After you have filed all your outstanding returns you will have to pay the amount you owe. In particular cases, you may be eligible for an offer in compromise, installment payment plan, and a hardship status. Details about all these and other schemes available to taxpayers through the IRS you can find in our previous post here.
Make sure you always turn to the right professional when it comes to your taxes. Inexperienced and dodgy CPAs and tax advisors can cost you a lot of money and create significant trouble for you. FAS CPA & Consultants have an impeccable reputation in Miami and we are ready to assist you with all your tax matters.
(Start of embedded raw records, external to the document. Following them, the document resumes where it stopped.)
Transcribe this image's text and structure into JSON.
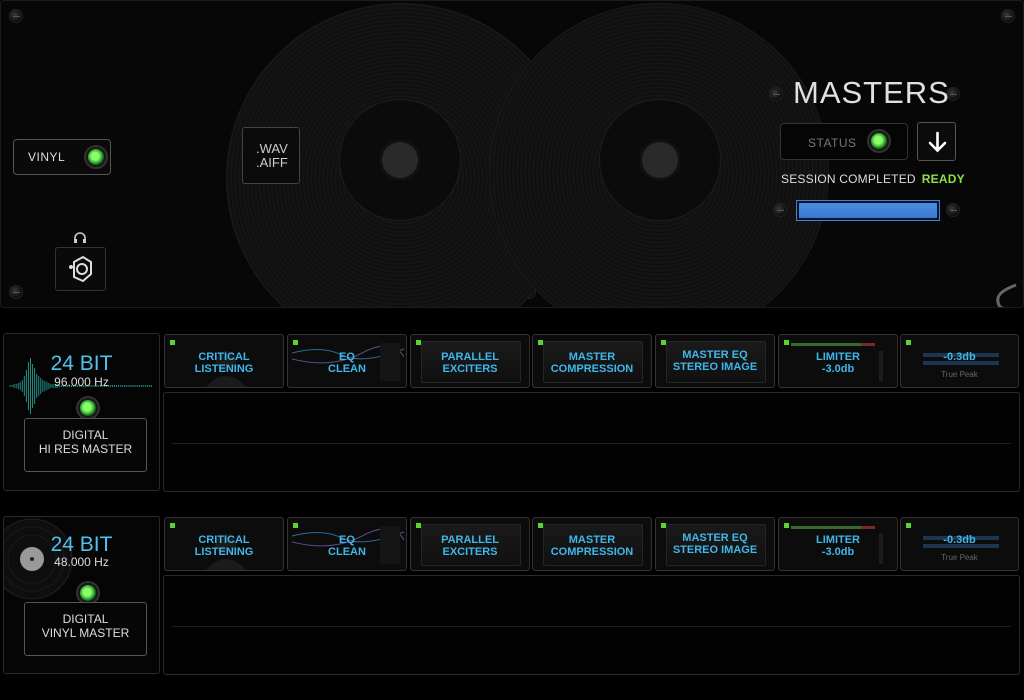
{
  "top": {
    "vinyl_label": "VINYL",
    "formats": [
      ".WAV",
      ".AIFF"
    ],
    "title": "MASTERS",
    "status_label": "STATUS",
    "session_text": "SESSION COMPLETED",
    "ready_text": "READY",
    "progress": 1.0,
    "icons": {
      "headphones": "headphones-icon",
      "mastering": "mastering-tool-icon",
      "download": "download-arrow-icon"
    }
  },
  "colors": {
    "accent": "#4fc3ee",
    "led_green": "#5cd430",
    "ready_green": "#8ee04a",
    "progress_blue": "#4b8ce0"
  },
  "chains": [
    {
      "bit_depth": "24 BIT",
      "sample_rate": "96.000 Hz",
      "source_line1": "DIGITAL",
      "source_line2": "HI RES MASTER",
      "modules": [
        {
          "line1": "CRITICAL",
          "line2": "LISTENING",
          "sub": ""
        },
        {
          "line1": "EQ",
          "line2": "CLEAN",
          "sub": ""
        },
        {
          "line1": "PARALLEL",
          "line2": "EXCITERS",
          "sub": ""
        },
        {
          "line1": "MASTER",
          "line2": "COMPRESSION",
          "sub": ""
        },
        {
          "line1": "MASTER EQ",
          "line2": "STEREO IMAGE",
          "sub": ""
        },
        {
          "line1": "LIMITER",
          "line2": "-3.0db",
          "sub": ""
        },
        {
          "line1": "-0.3db",
          "line2": "",
          "sub": "True Peak"
        }
      ]
    },
    {
      "bit_depth": "24 BIT",
      "sample_rate": "48.000 Hz",
      "source_line1": "DIGITAL",
      "source_line2": "VINYL MASTER",
      "modules": [
        {
          "line1": "CRITICAL",
          "line2": "LISTENING",
          "sub": ""
        },
        {
          "line1": "EQ",
          "line2": "CLEAN",
          "sub": ""
        },
        {
          "line1": "PARALLEL",
          "line2": "EXCITERS",
          "sub": ""
        },
        {
          "line1": "MASTER",
          "line2": "COMPRESSION",
          "sub": ""
        },
        {
          "line1": "MASTER EQ",
          "line2": "STEREO IMAGE",
          "sub": ""
        },
        {
          "line1": "LIMITER",
          "line2": "-3.0db",
          "sub": ""
        },
        {
          "line1": "-0.3db",
          "line2": "",
          "sub": "True Peak"
        }
      ]
    }
  ]
}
Readers should note that this article is only intended to convey general information on these issues and that FAS CPA & Consultants (FAS) in no way intends for the contents of this article to be construed as accounting, business, financial, investment, legal, tax, or other professional advice or services. This article cannot serve as a substitute for such professional services or advice. Any decision or action that may affect the reader’s business should not rely solely on the contents of this article, but should rather be consulted on with a qualified professional adviser. FAS shall not be responsible for any loss sustained by any person who relies on this presentation. This article is subject to change at any time and for any reason.